Source data START
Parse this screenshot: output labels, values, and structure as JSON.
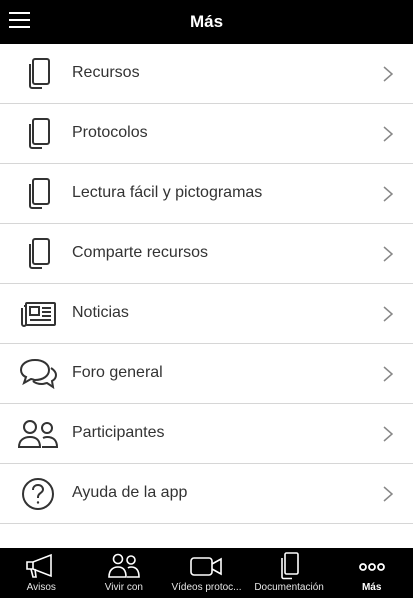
{
  "header": {
    "title": "Más",
    "menu_icon": "hamburger-icon"
  },
  "menu": {
    "items": [
      {
        "label": "Recursos",
        "icon": "document-copy-icon"
      },
      {
        "label": "Protocolos",
        "icon": "document-copy-icon"
      },
      {
        "label": "Lectura fácil y pictogramas",
        "icon": "document-copy-icon"
      },
      {
        "label": "Comparte recursos",
        "icon": "document-copy-icon"
      },
      {
        "label": "Noticias",
        "icon": "newspaper-icon"
      },
      {
        "label": "Foro general",
        "icon": "chat-bubbles-icon"
      },
      {
        "label": "Participantes",
        "icon": "people-icon"
      },
      {
        "label": "Ayuda de la app",
        "icon": "help-icon"
      }
    ]
  },
  "tabbar": {
    "tabs": [
      {
        "label": "Avisos",
        "icon": "megaphone-icon"
      },
      {
        "label": "Vivir con",
        "icon": "people-icon"
      },
      {
        "label": "Vídeos protoc...",
        "icon": "video-camera-icon"
      },
      {
        "label": "Documentación",
        "icon": "document-copy-icon"
      },
      {
        "label": "Más",
        "icon": "more-dots-icon",
        "active": true
      }
    ]
  },
  "colors": {
    "bar": "#000000",
    "text": "#333333",
    "divider": "#d6d6d6",
    "icon": "#333333"
  }
}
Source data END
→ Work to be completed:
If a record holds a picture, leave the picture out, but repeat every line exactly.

→ Written answer:
Parse this screenshot: output labels, values, and structure as JSON.
{
  "header": {
    "title": "Más",
    "menu_icon": "hamburger-icon"
  },
  "menu": {
    "items": [
      {
        "label": "Recursos",
        "icon": "document-copy-icon"
      },
      {
        "label": "Protocolos",
        "icon": "document-copy-icon"
      },
      {
        "label": "Lectura fácil y pictogramas",
        "icon": "document-copy-icon"
      },
      {
        "label": "Comparte recursos",
        "icon": "document-copy-icon"
      },
      {
        "label": "Noticias",
        "icon": "newspaper-icon"
      },
      {
        "label": "Foro general",
        "icon": "chat-bubbles-icon"
      },
      {
        "label": "Participantes",
        "icon": "people-icon"
      },
      {
        "label": "Ayuda de la app",
        "icon": "help-icon"
      }
    ]
  },
  "tabbar": {
    "tabs": [
      {
        "label": "Avisos",
        "icon": "megaphone-icon"
      },
      {
        "label": "Vivir con",
        "icon": "people-icon"
      },
      {
        "label": "Vídeos protoc...",
        "icon": "video-camera-icon"
      },
      {
        "label": "Documentación",
        "icon": "document-copy-icon"
      },
      {
        "label": "Más",
        "icon": "more-dots-icon",
        "active": true
      }
    ]
  },
  "colors": {
    "bar": "#000000",
    "text": "#333333",
    "divider": "#d6d6d6",
    "icon": "#333333"
  }
}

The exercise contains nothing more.